cruc- cross - cross, crucifix, cruciform, cruise, crusade
crypt- hide - crypt, cryptic, cryptography, grotto (crypt- is a Greek root)
cur- care for - accuracy, curate, cure, curiosity, incurable, manicure, pedicure, procure, secure
curr-, curs- run/course - concur, corridor, courier, course, currency, current, discourse, occur
curv- bent - cavort, curb, curve
cycl- circle - acyclic, bicycle, cycle, cyclic, cyclone (cycl- is a Greek root)
D - next
Now we have important Latin prefixes:-
ambi- - on both sides - ambiguous, ambidextrous
anti- - against/opposite - antibiotic, anticlimax (this is in fact a Greek prefix often mistaken for a Latin one)
Lots to do still
Now we have important Latin suffixes:-
Not even started
Wikipedia has a list of Latin phrases, and below we have just some of those that we encounter everyday, often without even noticing, namely:-
Ad hoc means 'to this', or 'for this' as an improvisation intended for a specific, immediate purpose, so often means unplanned or spontaneous, as in an ad hoc committee or an ad hoc rule created to address one specific problem. The sense is that what has been done is not generalisable. In some contexts ad hoc is set against a priori meaning 'from before' as in a deduction that is based upon pure reason and, in principle, is generalisable. An ad hoc hypothesis is an hypothesis added to a theory to save it from being falsified. The suggestion of the FitzGerald-Lorentz contraction has been held up as the very essence of an 'ad hoc hypothesis' in science.
Addendum means 'thing to be added', with the plural addenda. Often mentioned in terms of an addition and/or correction to an already published scientific paper or book. However, addenda can also be added to existing agreements, legal documents and contracts. Examples often quotes are visiting rights in a divorce agreement, fine details concerning a purchase or rental agreement, customised details concerning a boiler-plate commercial contract, or the inclusions of consents and waivers. What is the difference between an amendment and an addendum? Amendments are small corrections to short parts of a legal text, whereas an addendum actually adds a full documents to an already existing document. Amendments can only be made by those who have signed the original documents, whereas addenda can also be added by lawyers. An amendment is just part of the existing document, whereas an addendum is a legally binding addition or supplement to the document. In both cases, they are used in order to avoid re-writing and having to agree again to a new document. The US has introduced some major Constitutional amendments, whereas the constitution of Taiwan includes addenda that include provisions that would automatically cease to be in force if reunification occurred. The US Constitution has to-date twenty-seven amendments that are appended as codicils, i.e. additions or supplements that explain, modify or revoke something in the original document. As an example, the US Constitution does not define who can vote, so an amendment alters the content of the original document, and includes supplementary information that improves the original. An addendum would contain additional information or explanatory notes and would be added to and made a legally binding part of the existing document, once all parties agreed. As such, the terms of an addendum added to a contract would actually supersede the terms of the original contract.

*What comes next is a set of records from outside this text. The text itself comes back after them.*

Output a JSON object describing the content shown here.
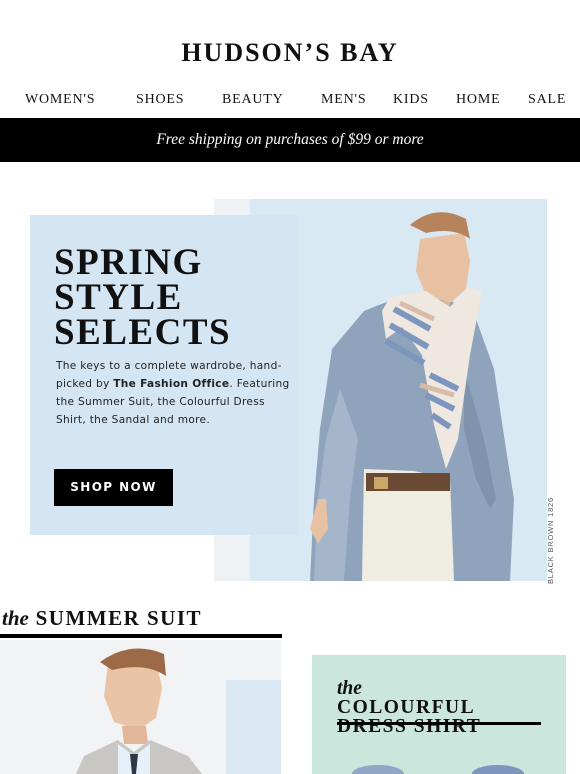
{
  "header": {
    "logo_text": "HUDSON’S BAY"
  },
  "nav": {
    "items": [
      {
        "label": "WOMEN'S"
      },
      {
        "label": "SHOES"
      },
      {
        "label": "BEAUTY"
      },
      {
        "label": "MEN'S"
      },
      {
        "label": "KIDS"
      },
      {
        "label": "HOME"
      },
      {
        "label": "SALE"
      }
    ]
  },
  "promo": {
    "text": "Free shipping on purchases of $99 or more"
  },
  "hero": {
    "title_lines": [
      "SPRING",
      "STYLE",
      "SELECTS"
    ],
    "body_lead": "The keys to a complete wardrobe, hand-picked by ",
    "body_emphasis": "The Fashion Office",
    "body_tail": ". Featuring the Summer Suit, the Colourful Dress Shirt, the Sandal and more.",
    "cta_label": "SHOP NOW",
    "photo_credit": "BLACK BROWN 1826"
  },
  "summer_suit": {
    "the": "the",
    "title": "SUMMER SUIT"
  },
  "dress_shirt": {
    "the": "the",
    "line1": "COLOURFUL",
    "line2": "DRESS SHIRT"
  },
  "colors": {
    "promo_bg": "#000000",
    "hero_card_bg": "#d4e6f4",
    "hero_photo_bg": "#d8e9f3",
    "dress_card_bg": "#cbe6dc",
    "cta_bg": "#000000"
  }
}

Let's take a final example. A buyer purchases a property, and adds an addendum that says that the purchase is subject to obtaining certification from a loan provider or permission from a local building authority. When signed, the addendum becomes a part of the agreed terms in the contract. Let's then assume that the loan provider provides a value appraisal that is lower than the price in the contract. Or the local building authority does not provide all the requested building permits. The buyer may wish for the seller to drop their price. If a new price is agreed, then it would appear as an amendment to the contract. An addendum clarifies and requires agreement on something that was not in the original contract, whereas an amendment just changes something that was part of the original contract.